New Zealand academic staff begin industrial campaigns
Industrial action at all of New Zealand’s universities is imminent following low pay offers by university administrations. Staff at Otago, Victoria and Waikato Universities have already voted to begin a range of actions next week.
The universities are offering increases of less than two percent—below the 2.8 percent inflation rate. In recent negotiations the Waikato University refused to offer any increase in pay. The Association of University Staff is seeking an increase of eight percent each year for the next three years.
A series of stop-work meetings at several university campuses over the last two weeks have endorsed industrial action, including work to rule, delaying the release of exam marks, enrolment boycotts and strikes.
New Zealand radiation therapists reject pay offer
New Zealand radiation therapists working for the Auckland, Waikato and Mid-Central district health boards are considering strike action after rejecting a three percent pay offer. The therapists are asking for a 25 per cent pay rise to stem the flow of staff to higher paid jobs overseas.
Job vacancies are high and patient waiting lists are growing.
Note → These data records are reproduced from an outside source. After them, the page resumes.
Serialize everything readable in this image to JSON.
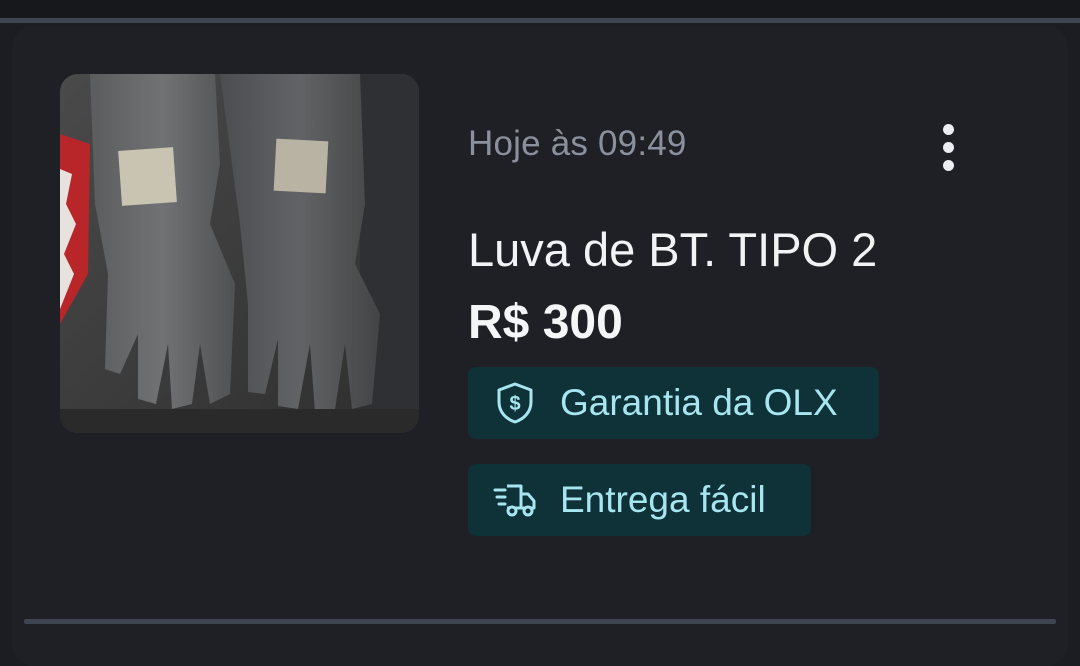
{
  "listing": {
    "timestamp": "Hoje às 09:49",
    "title": "Luva de BT. TIPO 2",
    "price": "R$ 300",
    "image_subject": "pair of rubber insulating gloves",
    "badges": [
      {
        "label": "Garantia da OLX",
        "icon": "shield-dollar-icon"
      },
      {
        "label": "Entrega fácil",
        "icon": "delivery-truck-icon"
      }
    ],
    "menu_icon": "more-vertical-icon"
  },
  "colors": {
    "background": "#1c1d22",
    "card": "#1f2025",
    "divider": "#3f4550",
    "badge_bg": "#0f3138",
    "badge_text": "#a7e5ef",
    "muted_text": "#8b919c",
    "primary_text": "#f2f3f5"
  }
}
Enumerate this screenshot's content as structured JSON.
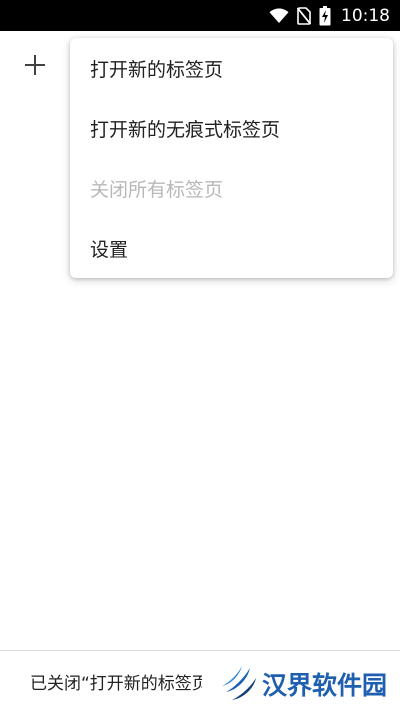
{
  "status_bar": {
    "time": "10:18",
    "icons": [
      "wifi-icon",
      "no-sim-icon",
      "battery-charging-icon"
    ]
  },
  "toolbar": {
    "add_icon": "plus-icon"
  },
  "menu": {
    "items": [
      {
        "label": "打开新的标签页",
        "enabled": true
      },
      {
        "label": "打开新的无痕式标签页",
        "enabled": true
      },
      {
        "label": "关闭所有标签页",
        "enabled": false
      },
      {
        "label": "设置",
        "enabled": true
      }
    ]
  },
  "snackbar": {
    "message": "已关闭“打开新的标签页”"
  },
  "watermark": {
    "text": "汉界软件园"
  },
  "colors": {
    "status_bar": "#000000",
    "text": "#212121",
    "disabled_text": "#b8b8b8",
    "watermark": "#1f5fb0"
  }
}
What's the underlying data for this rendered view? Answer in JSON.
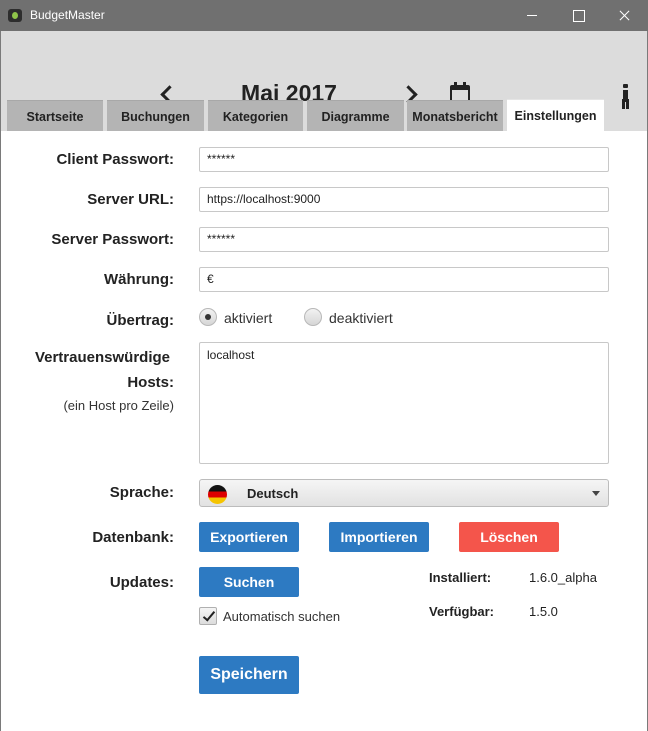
{
  "window": {
    "title": "BudgetMaster"
  },
  "header": {
    "month": "Mai 2017"
  },
  "tabs": [
    {
      "label": "Startseite"
    },
    {
      "label": "Buchungen"
    },
    {
      "label": "Kategorien"
    },
    {
      "label": "Diagramme"
    },
    {
      "label": "Monatsbericht"
    },
    {
      "label": "Einstellungen"
    }
  ],
  "settings": {
    "client_password": {
      "label": "Client Passwort:",
      "value": "******"
    },
    "server_url": {
      "label": "Server URL:",
      "value": "https://localhost:9000"
    },
    "server_password": {
      "label": "Server Passwort:",
      "value": "******"
    },
    "currency": {
      "label": "Währung:",
      "value": "€"
    },
    "carryover": {
      "label": "Übertrag:",
      "option_on": "aktiviert",
      "option_off": "deaktiviert",
      "selected": "aktiviert"
    },
    "trusted_hosts": {
      "label_line1": "Vertrauenswürdige",
      "label_line2": "Hosts:",
      "hint": "(ein Host pro Zeile)",
      "value": "localhost"
    },
    "language": {
      "label": "Sprache:",
      "value": "Deutsch",
      "flag": "germany-flag"
    },
    "database": {
      "label": "Datenbank:",
      "export_label": "Exportieren",
      "import_label": "Importieren",
      "delete_label": "Löschen"
    },
    "updates": {
      "label": "Updates:",
      "search_label": "Suchen",
      "auto_search_label": "Automatisch suchen",
      "auto_search_checked": true,
      "installed_label": "Installiert:",
      "installed_value": "1.6.0_alpha",
      "available_label": "Verfügbar:",
      "available_value": "1.5.0"
    },
    "save_label": "Speichern"
  },
  "colors": {
    "primary_button": "#2d7ac2",
    "danger_button": "#f4554b",
    "titlebar": "#707070",
    "header_bg": "#dcdcdc",
    "tab_bg": "#b4b4b4"
  }
}
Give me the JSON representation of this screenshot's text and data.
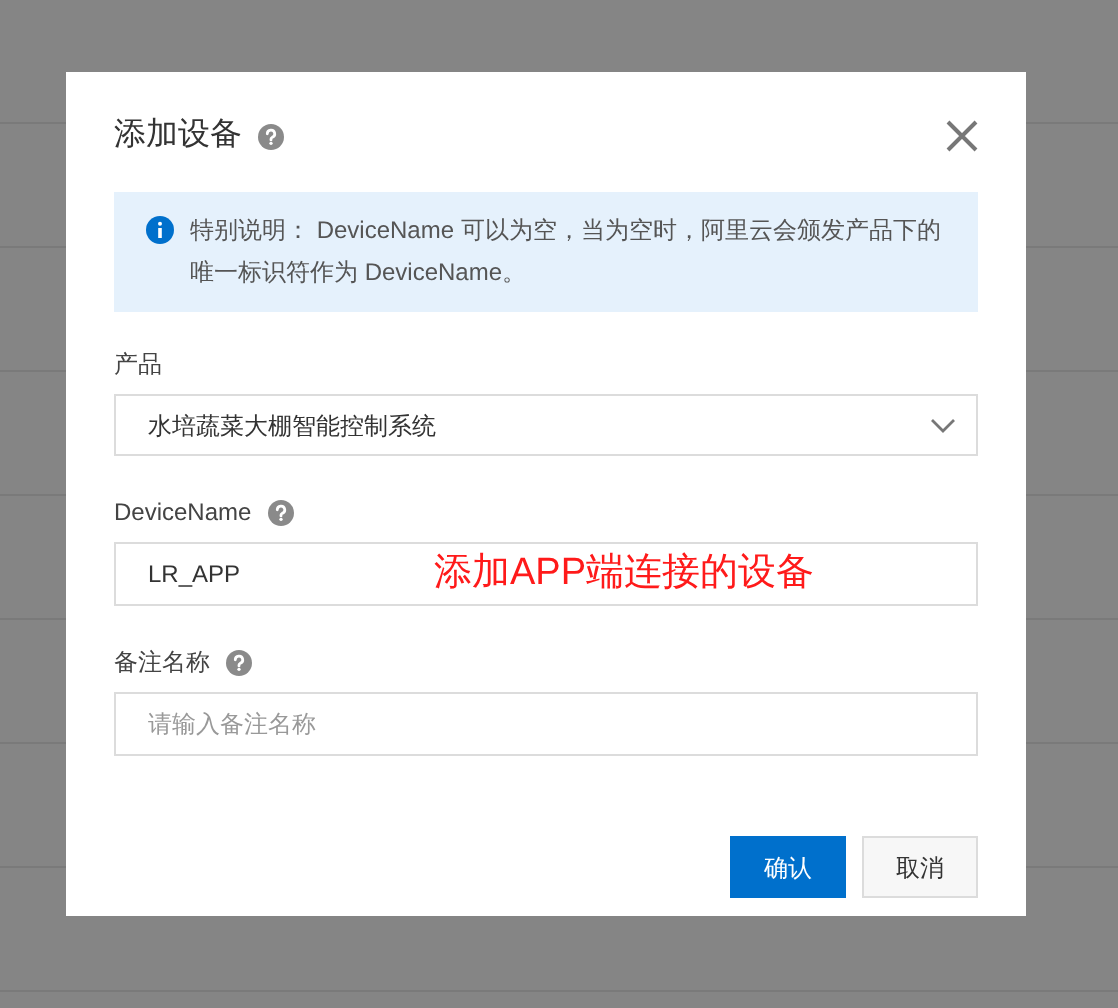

Of the 150 full-time equivalent positions at the country’s six cancer units, there are currently 36 unfilled vacancies. At Wellington Hospital, the shortage of radiation therapists means that 40 percent of cancer patients wait longer than six weeks to begin treatment. The Health Ministry recommends treatment within four weeks of diagnosis.
Health boards claim that they cannot increase the pay offer because of government funding restrictions. The Auckland board, which is already operating with a $60 million deficit, says that agreeing to a large increase for one group of health workers would set a precedent for others. Meanwhile, cancer patients are being flown to Australia for treatment.